“Who turned out the lights” is a humorous question that some native speakers might use. While it doesn’t explicitly mention that the light bulb is broken, it works to show that the lights aren’t on, and it’s a sarcastic comment to try and figure out why that is the case.
Many native English speakers like to use sarcasm when they’re asking about things like this. If they notice that something is broken when it shouldn’t be, they might try to use humor to lighten the situation before delivering the news.
- Who turned out the lights? I’m sure I flicked these switches up just a second ago!
- Okay, who turned out the lights? I thought they would have come on by now!
- I think your bulbs are out! Who turned out the lights? I can’t see a thing around me!
The Light Bulb Is Dead
“The light bulb is dead” is a simple way to show that it no longer works. We can use “dead” to describe the light bulb, and it works in the same way you’d expect the adjective to work.

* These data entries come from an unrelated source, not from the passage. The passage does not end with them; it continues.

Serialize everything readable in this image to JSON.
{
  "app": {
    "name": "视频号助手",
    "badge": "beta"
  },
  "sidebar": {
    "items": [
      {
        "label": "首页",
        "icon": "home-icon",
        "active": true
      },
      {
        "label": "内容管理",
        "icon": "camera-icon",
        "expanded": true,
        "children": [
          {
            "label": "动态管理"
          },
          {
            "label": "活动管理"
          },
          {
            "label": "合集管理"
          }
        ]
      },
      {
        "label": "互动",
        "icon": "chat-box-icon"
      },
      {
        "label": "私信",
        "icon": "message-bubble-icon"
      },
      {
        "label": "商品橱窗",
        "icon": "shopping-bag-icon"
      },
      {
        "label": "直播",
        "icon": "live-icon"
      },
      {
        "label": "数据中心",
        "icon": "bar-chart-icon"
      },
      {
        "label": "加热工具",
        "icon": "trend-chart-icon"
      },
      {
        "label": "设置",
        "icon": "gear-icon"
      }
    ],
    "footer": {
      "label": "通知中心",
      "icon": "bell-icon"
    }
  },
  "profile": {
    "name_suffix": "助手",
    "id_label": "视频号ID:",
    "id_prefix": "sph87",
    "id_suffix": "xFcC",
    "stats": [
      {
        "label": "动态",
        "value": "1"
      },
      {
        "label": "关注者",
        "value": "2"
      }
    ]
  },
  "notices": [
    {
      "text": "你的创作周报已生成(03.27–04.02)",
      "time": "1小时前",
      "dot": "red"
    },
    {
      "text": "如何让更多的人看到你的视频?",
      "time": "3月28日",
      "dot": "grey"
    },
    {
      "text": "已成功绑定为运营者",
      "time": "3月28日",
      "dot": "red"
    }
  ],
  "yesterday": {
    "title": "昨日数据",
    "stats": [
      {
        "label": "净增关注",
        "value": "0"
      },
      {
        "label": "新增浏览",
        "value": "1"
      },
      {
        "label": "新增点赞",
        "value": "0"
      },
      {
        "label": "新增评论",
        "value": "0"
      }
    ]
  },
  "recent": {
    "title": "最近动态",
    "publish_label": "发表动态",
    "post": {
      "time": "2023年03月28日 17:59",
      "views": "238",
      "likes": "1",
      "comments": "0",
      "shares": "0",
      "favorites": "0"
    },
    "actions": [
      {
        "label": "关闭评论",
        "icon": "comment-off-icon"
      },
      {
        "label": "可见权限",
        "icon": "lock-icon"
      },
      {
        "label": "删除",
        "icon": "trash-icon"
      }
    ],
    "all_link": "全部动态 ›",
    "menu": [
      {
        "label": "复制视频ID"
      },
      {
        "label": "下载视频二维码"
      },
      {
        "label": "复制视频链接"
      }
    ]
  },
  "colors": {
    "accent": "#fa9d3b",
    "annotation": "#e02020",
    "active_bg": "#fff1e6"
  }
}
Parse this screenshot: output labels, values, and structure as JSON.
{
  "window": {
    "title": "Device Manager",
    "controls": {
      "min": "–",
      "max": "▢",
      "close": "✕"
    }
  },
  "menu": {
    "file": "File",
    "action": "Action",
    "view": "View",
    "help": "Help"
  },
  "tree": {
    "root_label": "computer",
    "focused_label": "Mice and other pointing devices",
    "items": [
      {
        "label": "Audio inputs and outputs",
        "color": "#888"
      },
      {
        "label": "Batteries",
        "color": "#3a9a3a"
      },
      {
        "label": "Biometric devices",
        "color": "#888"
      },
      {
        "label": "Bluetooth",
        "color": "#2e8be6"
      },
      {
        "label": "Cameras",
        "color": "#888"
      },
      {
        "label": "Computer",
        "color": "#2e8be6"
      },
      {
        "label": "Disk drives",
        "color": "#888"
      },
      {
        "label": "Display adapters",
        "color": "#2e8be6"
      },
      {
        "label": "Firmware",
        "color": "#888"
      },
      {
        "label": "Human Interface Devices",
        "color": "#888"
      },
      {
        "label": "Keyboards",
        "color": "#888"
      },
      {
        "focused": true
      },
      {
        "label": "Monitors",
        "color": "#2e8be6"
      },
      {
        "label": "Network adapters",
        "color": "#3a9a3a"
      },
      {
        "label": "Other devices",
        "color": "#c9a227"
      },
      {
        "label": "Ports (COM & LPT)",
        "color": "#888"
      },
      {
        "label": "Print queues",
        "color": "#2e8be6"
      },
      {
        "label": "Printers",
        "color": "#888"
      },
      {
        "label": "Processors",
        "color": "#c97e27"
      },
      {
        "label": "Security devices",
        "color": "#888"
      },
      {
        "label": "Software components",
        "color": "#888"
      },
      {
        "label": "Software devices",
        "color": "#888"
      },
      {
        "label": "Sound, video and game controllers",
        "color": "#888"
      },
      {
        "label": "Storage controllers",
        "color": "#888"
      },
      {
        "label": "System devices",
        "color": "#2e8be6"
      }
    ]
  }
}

It implies that there is no life (or light) left in the light bulb.
It’s quite common for people to use “dead” when they’re talking about electrical things. They will often say that something is dead when no more electricity is able to power it.
For example, you might have heard “my phone is dead” or “the hairdryer is dead.” Both imply that the equipment no longer works because they do not carry electrical charges.
- The light bulb is dead, so you’re going to need to go out and buy a new one.
- This light bulb is dead! Can you replace it for me?
- The bulb’s dead. I think we should look into getting a new one.
The Bulb Has Had It
“The bulb has had it” is a really informal way of showing someone that the bulb is broken. We can use “has had it” to show that there is nothing left for the bulb to do. It’s the present perfect tense, which implies the bulb has only just died out.
- Oh, that bulb has had it! We just haven’t had much time to replace it over the last few weeks.
- The bulb has had it. We’re trying to find a replacement, but it’s harder than it seems.
- Oops, the bulb has had it! I didn’t mean to flick it on, but it clearly needed replacing anyway!
The Bulb Has Fused
“The bulb has fused” isn’t particularly common, but it can still be used. Native speakers will understand what you mean when you say it because “fused” implies that the bulb has run its fuse and “blown out.”
If a fuse has blown, it means electrical equipment will no longer work. That’s why it works well when we want to say that a bulb has “fused.”
- The bulb has fused again! I swear he only replaced it yesterday.
- The bulb’s fused! We need to find a better supplier that lasts a bit longer.
- I think this bulb has fused. We should find a better one before installing it this time!
The Bulb Needs Replacing
“The bulb needs replacing” is a good way to show that someone needs to fix it. While it doesn’t outright state that the bulb “went out,” we can still use this phrase to show that there is no light left in the bulb (hence why it needs replacing).
It’s common for native speakers to use phrases like this when they want someone to do the job for them. They often will ask other people to replace a bulb rather than trying to do it themselves.
- The bulb needs replacing, Matt. Do you have time to do it?
- I can see the bulb needs replacing. When was the last time you had a new one installed?
- That bulb needs replacing. I’m flicking the switch, but nothing’s happening!